Concert recording, March 2, 2020
Engineer: Stefano Amerio
Cover photo: Thomas Wunsch
Produced by Manfred Eicher
Release date: October 8, 2021
Since releasing Avenging Angel, Craig Taborn’s first spontaneous recital for ECM, a decade ago, the pianist’s traversal on the label has brought him to collective enterprises with the likes of Roscoe Mitchell, Thomas Morgan, and Chris Potter. All the while, his language has been as much his own as it has been a force of adaptation to contexts big and small. If that earlier effort can be said to evoke disembodiment, then let Shadow Plays be its embodied other half. From the gestures that open “Bird Templars,” one gets the sense that each of Taborn’s hands is a traveler engaged in a slow-motion contest for a single path ahead. And yet, there is no feeling of animosity—instead, a sense of wonder, especially as the music quiets in the left, allowing the right to offer its soliloquy in the spirit of accompaniment. If it is possible to whisper through a piano, then Taborn has accomplished that here. “Discordia Concors” and “Concordia Discors” both offer frantic searches for meaning balanced by the jauntier rhythms of “Conspiracy Of Things” between them. These pieces find themselves pulled to the keys by a gravitational force they cannot quite escape.

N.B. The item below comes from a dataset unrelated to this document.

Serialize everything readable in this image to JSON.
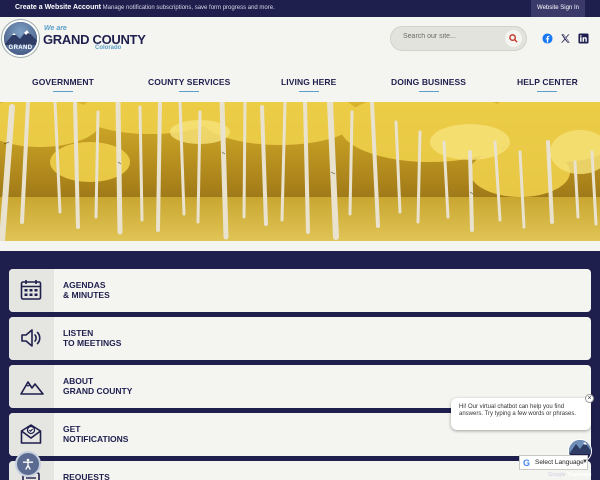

The jazziest inflections await interpretation through “A Code With Spells” and the concluding “Now In Hope,” both of which convey honeyed textures with cinematic sensibilities, each coated by resistance against the storms that have barraged us over the past year and a half. The most epic stretches are reserved for “Shadow Play,” in which chords resuscitate the possibility of harmony. As one of the cleanest concert recordings I’ve heard, it felt like I was the only one in the room: an intimacy we need more of than ever.

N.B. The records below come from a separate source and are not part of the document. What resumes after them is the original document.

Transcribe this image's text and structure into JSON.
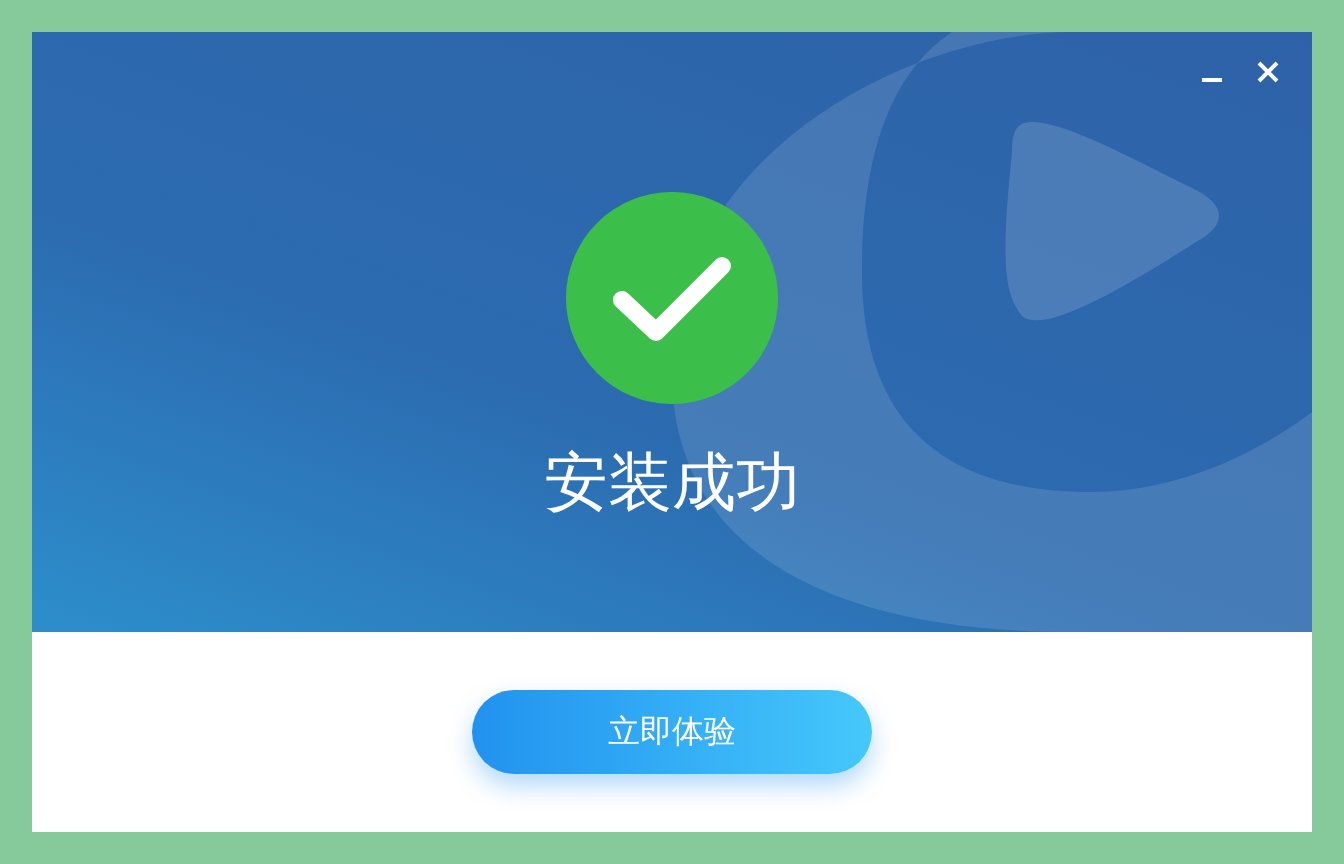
{
  "window": {
    "controls": [
      {
        "kind": "minimize"
      },
      {
        "kind": "close"
      }
    ]
  },
  "status": {
    "kind": "success",
    "message": "安装成功"
  },
  "primary_button": {
    "label": "立即体验"
  }
}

(This review originally appeared in the January 2022 issue of The New York City Jazz Record, a full PDF of which is available here.)